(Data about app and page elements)
————
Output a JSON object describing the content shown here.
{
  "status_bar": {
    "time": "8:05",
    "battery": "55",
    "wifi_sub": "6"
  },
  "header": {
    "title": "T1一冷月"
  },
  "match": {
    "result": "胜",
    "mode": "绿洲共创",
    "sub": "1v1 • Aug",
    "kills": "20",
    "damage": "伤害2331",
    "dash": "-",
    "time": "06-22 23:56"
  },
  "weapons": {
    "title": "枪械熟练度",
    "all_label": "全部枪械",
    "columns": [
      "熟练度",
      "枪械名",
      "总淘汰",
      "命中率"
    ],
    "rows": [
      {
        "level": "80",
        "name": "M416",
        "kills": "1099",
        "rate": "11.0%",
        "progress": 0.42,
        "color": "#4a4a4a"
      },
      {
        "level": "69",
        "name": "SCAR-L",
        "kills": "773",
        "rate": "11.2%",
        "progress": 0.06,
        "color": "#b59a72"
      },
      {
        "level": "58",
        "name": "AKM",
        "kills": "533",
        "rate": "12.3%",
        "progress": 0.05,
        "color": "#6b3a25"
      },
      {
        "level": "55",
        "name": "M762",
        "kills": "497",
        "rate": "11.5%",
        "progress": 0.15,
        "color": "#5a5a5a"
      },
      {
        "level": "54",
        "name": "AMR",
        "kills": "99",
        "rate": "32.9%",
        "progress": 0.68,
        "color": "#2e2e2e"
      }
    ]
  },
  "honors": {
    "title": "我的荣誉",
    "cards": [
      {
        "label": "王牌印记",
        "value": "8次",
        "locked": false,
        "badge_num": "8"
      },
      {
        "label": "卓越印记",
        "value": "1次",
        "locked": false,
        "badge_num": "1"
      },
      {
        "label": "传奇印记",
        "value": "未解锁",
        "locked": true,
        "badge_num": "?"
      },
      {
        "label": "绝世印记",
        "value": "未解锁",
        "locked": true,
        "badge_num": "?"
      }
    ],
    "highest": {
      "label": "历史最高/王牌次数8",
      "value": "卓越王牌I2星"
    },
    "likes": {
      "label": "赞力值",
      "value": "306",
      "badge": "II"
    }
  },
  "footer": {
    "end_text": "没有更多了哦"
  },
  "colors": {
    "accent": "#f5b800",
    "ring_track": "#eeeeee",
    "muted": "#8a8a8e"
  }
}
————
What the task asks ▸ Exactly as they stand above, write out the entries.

Final answer ▸
Output a JSON object describing the content shown here.
{
  "status_bar": {
    "time": "8:05",
    "battery": "55",
    "wifi_sub": "6"
  },
  "header": {
    "title": "T1一冷月"
  },
  "match": {
    "result": "胜",
    "mode": "绿洲共创",
    "sub": "1v1 • Aug",
    "kills": "20",
    "damage": "伤害2331",
    "dash": "-",
    "time": "06-22 23:56"
  },
  "weapons": {
    "title": "枪械熟练度",
    "all_label": "全部枪械",
    "columns": [
      "熟练度",
      "枪械名",
      "总淘汰",
      "命中率"
    ],
    "rows": [
      {
        "level": "80",
        "name": "M416",
        "kills": "1099",
        "rate": "11.0%",
        "progress": 0.42,
        "color": "#4a4a4a"
      },
      {
        "level": "69",
        "name": "SCAR-L",
        "kills": "773",
        "rate": "11.2%",
        "progress": 0.06,
        "color": "#b59a72"
      },
      {
        "level": "58",
        "name": "AKM",
        "kills": "533",
        "rate": "12.3%",
        "progress": 0.05,
        "color": "#6b3a25"
      },
      {
        "level": "55",
        "name": "M762",
        "kills": "497",
        "rate": "11.5%",
        "progress": 0.15,
        "color": "#5a5a5a"
      },
      {
        "level": "54",
        "name": "AMR",
        "kills": "99",
        "rate": "32.9%",
        "progress": 0.68,
        "color": "#2e2e2e"
      }
    ]
  },
  "honors": {
    "title": "我的荣誉",
    "cards": [
      {
        "label": "王牌印记",
        "value": "8次",
        "locked": false,
        "badge_num": "8"
      },
      {
        "label": "卓越印记",
        "value": "1次",
        "locked": false,
        "badge_num": "1"
      },
      {
        "label": "传奇印记",
        "value": "未解锁",
        "locked": true,
        "badge_num": "?"
      },
      {
        "label": "绝世印记",
        "value": "未解锁",
        "locked": true,
        "badge_num": "?"
      }
    ],
    "highest": {
      "label": "历史最高/王牌次数8",
      "value": "卓越王牌I2星"
    },
    "likes": {
      "label": "赞力值",
      "value": "306",
      "badge": "II"
    }
  },
  "footer": {
    "end_text": "没有更多了哦"
  },
  "colors": {
    "accent": "#f5b800",
    "ring_track": "#eeeeee",
    "muted": "#8a8a8e"
  }
}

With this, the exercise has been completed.